Lefse can be eaten cold however you can also warm it through microwave cooking for few seconds. Some regional variations do exists in Norway, though this bread is flatbread, some versions are very interesting to know. Tynnlefse which is made in Central Norway is rolled very thin and stuffed with butter, sugar and cinnamon while Tjukklefse is a thicker version and its served as cake with coffee. Check Wikipedia to see the varieties of lefse exists in Norwegian cuisine.Do you know, Scandinavian Americans eats lefse for Thanksgiving and Christmas. Family members often gather together to cook lefse as this flatbread needs some skills and patiences which is passed down from generations to generations. Nowadays Lefse can be found in grocery stores easily as most of the Norwegian families tends to purchase them easily rather than making it. If you are an expert in rolling our own Indian rotis, trust me you will definitely roll out some prefect Lefse with less efforts. Am running a month of blogging marathon with A-Z International flatbreads as theme for this whole month of September. And here comes Lefse from Norway for this month’s theme.
Recipe Source: Here
Peel and cook the potatoes with enough water until they turns soft. Now mash them well and keep aside.
In a large bowl, beat the butter, cream, salt and sugar until they turns smooth.
Add the mashed potatoes, flour and mix everything slowly well until the mixture turns as a smooth dough.
Make a medium sized balls from the dough.
Lightly flour the worked surface and roll the ball with rolling pin as thin as possible.
Heat a griddle, drop the rolled lefse and cook until the bubbles form, cook on both sides until lefse turns golden brown.

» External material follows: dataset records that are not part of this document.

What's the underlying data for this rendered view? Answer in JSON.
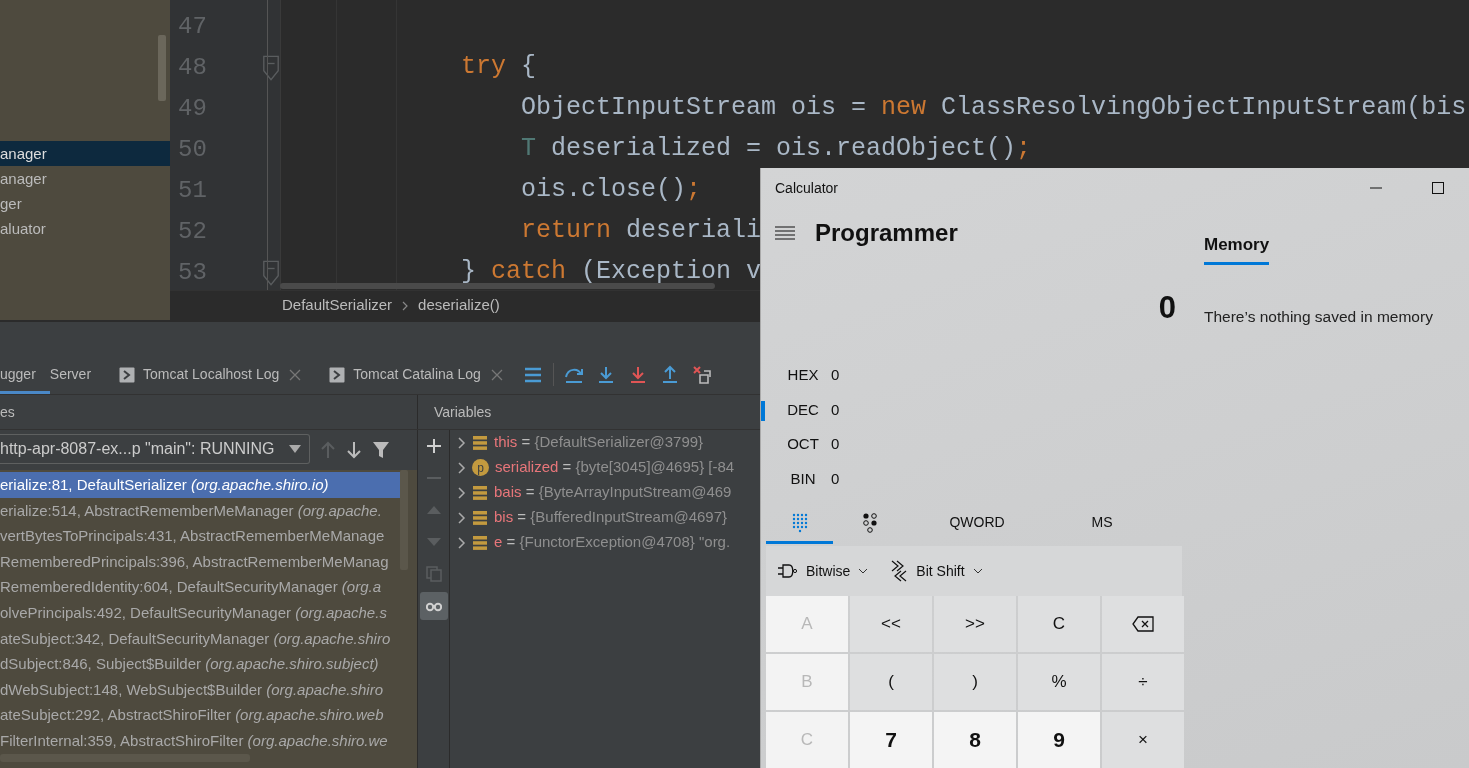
{
  "project_tree": {
    "items": [
      {
        "label": "anager",
        "selected": true
      },
      {
        "label": "anager",
        "selected": false
      },
      {
        "label": "ger",
        "selected": false
      },
      {
        "label": "aluator",
        "selected": false
      }
    ]
  },
  "editor": {
    "lines": [
      {
        "number": "47",
        "fold": false
      },
      {
        "number": "48",
        "fold": true,
        "segments": [
          {
            "text": "try",
            "kind": "keyword"
          },
          {
            "text": " {",
            "kind": "plain"
          }
        ],
        "children": [
          {
            "number": "49",
            "fold": false,
            "segments": [
              {
                "text": "ObjectInputStream ois = ",
                "kind": "plain"
              },
              {
                "text": "new",
                "kind": "keyword"
              },
              {
                "text": " ClassResolvingObjectInputStream(bis",
                "kind": "plain"
              }
            ]
          },
          {
            "number": "50",
            "fold": false,
            "segments": [
              {
                "text": "T",
                "kind": "type"
              },
              {
                "text": " deserialized = ois.readObject()",
                "kind": "plain"
              },
              {
                "text": ";",
                "kind": "keyword"
              }
            ]
          },
          {
            "number": "51",
            "fold": false,
            "segments": [
              {
                "text": "ois.close()",
                "kind": "plain"
              },
              {
                "text": ";",
                "kind": "keyword"
              }
            ]
          },
          {
            "number": "52",
            "fold": false,
            "segments": [
              {
                "text": "return",
                "kind": "keyword"
              },
              {
                "text": " deseriali",
                "kind": "plain"
              }
            ]
          }
        ]
      },
      {
        "number": "53",
        "fold": true,
        "segments": [
          {
            "text": "} ",
            "kind": "plain"
          },
          {
            "text": "catch",
            "kind": "keyword"
          },
          {
            "text": " (Exception v",
            "kind": "plain"
          }
        ]
      }
    ],
    "breadcrumb": [
      "DefaultSerializer",
      "deserialize()"
    ]
  },
  "debug_tabs": [
    {
      "label": "ugger",
      "selected": true,
      "kind": "plain",
      "closable": false
    },
    {
      "label": "Server",
      "selected": false,
      "kind": "plain",
      "closable": false
    },
    {
      "label": "Tomcat Localhost Log",
      "selected": false,
      "kind": "console",
      "closable": true
    },
    {
      "label": "Tomcat Catalina Log",
      "selected": false,
      "kind": "console",
      "closable": true
    }
  ],
  "debug_toolbar": [
    {
      "kind": "layout"
    },
    {
      "kind": "step-over"
    },
    {
      "kind": "step-into"
    },
    {
      "kind": "force-step-into"
    },
    {
      "kind": "step-out"
    },
    {
      "kind": "drop-frame"
    }
  ],
  "frames": {
    "header": "es",
    "thread": "http-apr-8087-ex...p \"main\": RUNNING",
    "rows": [
      {
        "method": "erialize:81, DefaultSerializer",
        "package": "(org.apache.shiro.io)",
        "selected": true
      },
      {
        "method": "erialize:514, AbstractRememberMeManager",
        "package": "(org.apache.",
        "selected": false
      },
      {
        "method": "vertBytesToPrincipals:431, AbstractRememberMeManage",
        "selected": false
      },
      {
        "method": "RememberedPrincipals:396, AbstractRememberMeManag",
        "selected": false
      },
      {
        "method": "RememberedIdentity:604, DefaultSecurityManager",
        "package": "(org.a",
        "selected": false
      },
      {
        "method": "olvePrincipals:492, DefaultSecurityManager",
        "package": "(org.apache.s",
        "selected": false
      },
      {
        "method": "ateSubject:342, DefaultSecurityManager",
        "package": "(org.apache.shiro",
        "selected": false
      },
      {
        "method": "dSubject:846, Subject$Builder",
        "package": "(org.apache.shiro.subject)",
        "selected": false
      },
      {
        "method": "dWebSubject:148, WebSubject$Builder",
        "package": "(org.apache.shiro",
        "selected": false
      },
      {
        "method": "ateSubject:292, AbstractShiroFilter",
        "package": "(org.apache.shiro.web",
        "selected": false
      },
      {
        "method": "FilterInternal:359, AbstractShiroFilter",
        "package": "(org.apache.shiro.we",
        "selected": false
      }
    ]
  },
  "variables": {
    "header": "Variables",
    "tools": [
      {
        "kind": "add",
        "disabled": false
      },
      {
        "kind": "remove",
        "disabled": true
      },
      {
        "kind": "up",
        "disabled": true
      },
      {
        "kind": "down",
        "disabled": true
      },
      {
        "kind": "copy",
        "disabled": true
      },
      {
        "kind": "watches",
        "disabled": false
      }
    ],
    "rows": [
      {
        "kind": "field",
        "name": "this",
        "eq": "=",
        "value": "{DefaultSerializer@3799}"
      },
      {
        "kind": "param",
        "badge": "p",
        "name": "serialized",
        "eq": "=",
        "value": "{byte[3045]@4695} [-84"
      },
      {
        "kind": "field",
        "name": "bais",
        "eq": "=",
        "value": "{ByteArrayInputStream@469"
      },
      {
        "kind": "field",
        "name": "bis",
        "eq": "=",
        "value": "{BufferedInputStream@4697}"
      },
      {
        "kind": "field",
        "name": "e",
        "eq": "=",
        "value": "{FunctorException@4708} \"org."
      }
    ]
  },
  "calculator": {
    "title": "Calculator",
    "mode": "Programmer",
    "memory_tab": {
      "label": "Memory",
      "selected": true
    },
    "display": "0",
    "memory_message": "There’s nothing saved in memory",
    "radix": [
      {
        "label": "HEX",
        "value": "0",
        "selected": false
      },
      {
        "label": "DEC",
        "value": "0",
        "selected": true
      },
      {
        "label": "OCT",
        "value": "0",
        "selected": false
      },
      {
        "label": "BIN",
        "value": "0",
        "selected": false
      }
    ],
    "keypad_tabs": [
      {
        "kind": "keypad",
        "selected": true
      },
      {
        "kind": "bits",
        "selected": false
      },
      {
        "kind": "text",
        "label": "QWORD",
        "selected": false
      },
      {
        "kind": "text",
        "label": "MS",
        "selected": false
      }
    ],
    "operators": [
      {
        "kind": "bitwise",
        "label": "Bitwise"
      },
      {
        "kind": "shift",
        "label": "Bit Shift"
      }
    ],
    "keys": [
      {
        "label": "A",
        "kind": "letter",
        "disabled": true
      },
      {
        "label": "<<",
        "kind": "op",
        "disabled": false
      },
      {
        "label": ">>",
        "kind": "op",
        "disabled": false
      },
      {
        "label": "C",
        "kind": "op",
        "disabled": false
      },
      {
        "kind": "backspace",
        "disabled": false
      },
      {
        "label": "B",
        "kind": "letter",
        "disabled": true
      },
      {
        "label": "(",
        "kind": "op",
        "disabled": false
      },
      {
        "label": ")",
        "kind": "op",
        "disabled": false
      },
      {
        "label": "%",
        "kind": "op",
        "disabled": false
      },
      {
        "label": "÷",
        "kind": "op",
        "disabled": false
      },
      {
        "label": "C",
        "kind": "letter",
        "disabled": true
      },
      {
        "label": "7",
        "kind": "digit",
        "disabled": false
      },
      {
        "label": "8",
        "kind": "digit",
        "disabled": false
      },
      {
        "label": "9",
        "kind": "digit",
        "disabled": false
      },
      {
        "label": "×",
        "kind": "op",
        "disabled": false
      }
    ]
  }
}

Place the lefse on a dam towel to cool slightly and cover them with a towl until they are ready to serve.